Bubba Watson was paid a ludicrous amount of money to play in China

Bubba Watson makes a large number of trips to appear in competitions outside of the PGA Tour, this gives him the freedom to command large sums of money just for showing up.

The American might have finished 8th the last time he was in China, but you can bet your bottom dollar he walked away with more money than the eventual winner, Lee Soomin. In fact the young Korean will earn $450,000 for his efforts in China, a sum that will pale in comparison to what Bubba will be packing in his luggage.

Both the the PGA and LPGA Tours prohibit payments to players, this is not the case overseas. There is no doubt this distinction keeps the European Tour relevant, they are allowed to pay players to appear which helps bolster the profile of various tournaments.

The traffic this creates is nothing new. Since the dawn of professionalism players have been collecting brown envelops – now suitcases – in exchange for showing up. Tiger paved the way for top players to use the international tournaments as a lucrative top-up to their PGA Tour incomes. In 2013 CBS Sports estimated that Tiger took home $8 million for playing in the Turkish Airlines Open ($3 million), the Abu Dhabi Championship ($3 million) and a one-on-one match with Rory McIlroy ($2 million).

Mick Jagger will cost you $1 million for a private showing, so I guess Tiger really was deserving of his rock star status. Jordan Spieth is catching up, he reportedly pocketed $1.2 million for showing up at the Singapore Open, still some way to go before reaching Tiger’s dizzy heights. That’s why you might be surprised to hear Bubba was payed $1.5 million just for getting on a flight to China according to the Secret Tour Pro. It looks like his agent is a very wily negotiator indeed.

SEE ALSO: The Secret Tour Pro Twitter account is a total fraud

This sort of skullduggery isn’t absent from the PGA TOUR, in fact there are several loopholes a player can use to avoid the pesky intervention of professional standards policy.

Loophole #1 – Skins game

A player can turn up on the Monday of a tournament to play in a skins game or pro-am. This probably represents the largest grey area for these sorts of arrangements. The exchange will have to look like the player is receiving a payment separate from the tournament, making it difficult to prove.

Loophole #2 – “personal services contract”

This will see a player appear in a corporate outing as they fulfill a contractural obligation. If the pro just so happens to also play in the same sponsor’s tournament then I guess that’s just a massive coincidence if you know what I mean.

Loophole #3 – Charitable donation
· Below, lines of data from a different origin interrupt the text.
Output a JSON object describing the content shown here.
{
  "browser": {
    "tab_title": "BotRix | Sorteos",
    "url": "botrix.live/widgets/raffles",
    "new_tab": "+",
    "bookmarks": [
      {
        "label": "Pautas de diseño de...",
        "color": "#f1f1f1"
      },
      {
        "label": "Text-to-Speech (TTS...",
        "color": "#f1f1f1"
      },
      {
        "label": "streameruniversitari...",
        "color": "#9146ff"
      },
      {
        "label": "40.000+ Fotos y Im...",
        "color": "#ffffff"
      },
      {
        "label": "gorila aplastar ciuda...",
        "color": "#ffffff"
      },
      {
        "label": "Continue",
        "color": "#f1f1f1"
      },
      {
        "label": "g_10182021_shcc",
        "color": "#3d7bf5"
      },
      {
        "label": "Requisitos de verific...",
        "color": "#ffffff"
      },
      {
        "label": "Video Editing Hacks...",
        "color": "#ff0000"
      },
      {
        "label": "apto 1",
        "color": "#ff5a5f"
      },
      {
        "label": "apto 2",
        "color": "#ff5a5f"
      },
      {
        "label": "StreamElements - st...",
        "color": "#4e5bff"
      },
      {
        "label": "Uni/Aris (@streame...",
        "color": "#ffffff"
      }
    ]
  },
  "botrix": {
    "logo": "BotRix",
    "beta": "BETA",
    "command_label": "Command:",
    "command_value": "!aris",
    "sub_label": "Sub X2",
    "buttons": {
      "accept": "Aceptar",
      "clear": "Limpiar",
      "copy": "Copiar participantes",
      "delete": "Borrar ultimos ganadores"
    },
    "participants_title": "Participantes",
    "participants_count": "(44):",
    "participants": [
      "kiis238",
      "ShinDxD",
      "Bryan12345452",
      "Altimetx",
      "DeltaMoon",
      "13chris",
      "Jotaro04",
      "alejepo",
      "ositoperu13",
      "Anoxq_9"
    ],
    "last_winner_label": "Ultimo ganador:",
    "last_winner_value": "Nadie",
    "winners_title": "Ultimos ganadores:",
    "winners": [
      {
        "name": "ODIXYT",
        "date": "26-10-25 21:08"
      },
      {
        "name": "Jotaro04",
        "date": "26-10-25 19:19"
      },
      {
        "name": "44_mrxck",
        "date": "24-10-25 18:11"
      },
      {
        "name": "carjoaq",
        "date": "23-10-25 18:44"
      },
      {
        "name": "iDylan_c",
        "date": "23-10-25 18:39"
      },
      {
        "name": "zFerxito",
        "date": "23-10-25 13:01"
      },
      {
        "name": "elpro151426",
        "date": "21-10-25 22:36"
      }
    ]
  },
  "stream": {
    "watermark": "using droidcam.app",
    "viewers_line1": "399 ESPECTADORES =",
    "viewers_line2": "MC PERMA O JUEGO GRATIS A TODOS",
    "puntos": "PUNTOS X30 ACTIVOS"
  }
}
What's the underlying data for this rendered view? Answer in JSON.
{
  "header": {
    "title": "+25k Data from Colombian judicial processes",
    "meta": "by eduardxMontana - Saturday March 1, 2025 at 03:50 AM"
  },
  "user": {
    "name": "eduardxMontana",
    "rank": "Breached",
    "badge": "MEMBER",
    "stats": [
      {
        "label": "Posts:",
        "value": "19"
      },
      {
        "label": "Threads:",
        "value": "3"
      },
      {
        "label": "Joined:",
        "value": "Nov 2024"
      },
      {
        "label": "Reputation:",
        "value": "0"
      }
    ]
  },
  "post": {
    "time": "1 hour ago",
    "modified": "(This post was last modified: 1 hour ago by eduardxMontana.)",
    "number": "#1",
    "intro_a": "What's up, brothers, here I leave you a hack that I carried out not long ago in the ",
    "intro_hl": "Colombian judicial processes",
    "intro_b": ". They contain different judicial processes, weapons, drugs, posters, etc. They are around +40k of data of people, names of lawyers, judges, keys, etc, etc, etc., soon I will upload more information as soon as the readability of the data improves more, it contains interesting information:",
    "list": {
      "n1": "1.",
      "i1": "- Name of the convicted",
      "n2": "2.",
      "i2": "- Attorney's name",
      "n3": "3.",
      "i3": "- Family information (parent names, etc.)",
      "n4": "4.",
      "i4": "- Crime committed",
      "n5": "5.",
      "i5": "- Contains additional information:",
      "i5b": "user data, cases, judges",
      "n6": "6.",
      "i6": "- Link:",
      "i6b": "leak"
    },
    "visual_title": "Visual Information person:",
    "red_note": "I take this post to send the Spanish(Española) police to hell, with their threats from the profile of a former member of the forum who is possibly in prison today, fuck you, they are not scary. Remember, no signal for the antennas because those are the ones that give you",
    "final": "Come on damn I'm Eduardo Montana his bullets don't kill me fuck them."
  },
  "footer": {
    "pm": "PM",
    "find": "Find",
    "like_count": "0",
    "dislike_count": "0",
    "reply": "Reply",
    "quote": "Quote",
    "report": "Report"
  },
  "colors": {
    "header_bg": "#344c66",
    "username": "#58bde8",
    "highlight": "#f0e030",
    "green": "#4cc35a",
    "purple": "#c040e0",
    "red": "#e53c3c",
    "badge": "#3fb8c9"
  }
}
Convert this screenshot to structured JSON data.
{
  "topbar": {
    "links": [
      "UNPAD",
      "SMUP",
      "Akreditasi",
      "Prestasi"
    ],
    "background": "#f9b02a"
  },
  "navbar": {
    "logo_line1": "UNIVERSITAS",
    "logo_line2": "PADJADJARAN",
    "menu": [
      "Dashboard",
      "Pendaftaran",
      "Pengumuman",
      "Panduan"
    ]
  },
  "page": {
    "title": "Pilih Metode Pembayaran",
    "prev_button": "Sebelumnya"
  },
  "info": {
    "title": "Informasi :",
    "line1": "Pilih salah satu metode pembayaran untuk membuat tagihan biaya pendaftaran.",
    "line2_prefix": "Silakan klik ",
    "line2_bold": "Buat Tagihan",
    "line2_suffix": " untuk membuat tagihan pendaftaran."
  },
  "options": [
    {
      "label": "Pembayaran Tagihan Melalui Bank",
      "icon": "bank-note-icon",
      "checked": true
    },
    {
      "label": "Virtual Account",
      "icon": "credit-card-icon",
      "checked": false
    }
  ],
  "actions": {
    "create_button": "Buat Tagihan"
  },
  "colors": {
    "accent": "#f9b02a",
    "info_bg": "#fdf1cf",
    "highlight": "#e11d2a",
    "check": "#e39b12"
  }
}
This is probably the most wholesome way of receiving a payment for appearing. The tournament organisers make a large donation to the player’s charity which has the altruistic benefit of actually helping people down the line. I won’t go into the financial incentives that golfers have for setting up a charity because that’s another story altogether. Plus it’s Monday – an unhealthy time to be cynical.

Does it become a problem when the top tournaments are deprived of the best players?

(Photo by David Cannon/Getty Images)

The STP also noted that Rory McIlroy missed the WGC Bridgestone Invitational to play at the French Open, a tournament Bubba once played in for a fee.  I would argue that appearance fees are a necessary evil when it comes to growing the game abroad. They provide a crucial lifeline to less significant tournaments, but do they go to far when they deprive the top tournaments of the world’s best players?

SEE ALSO: Rory explains how he can use Mickelson’s heartache as Masters motivation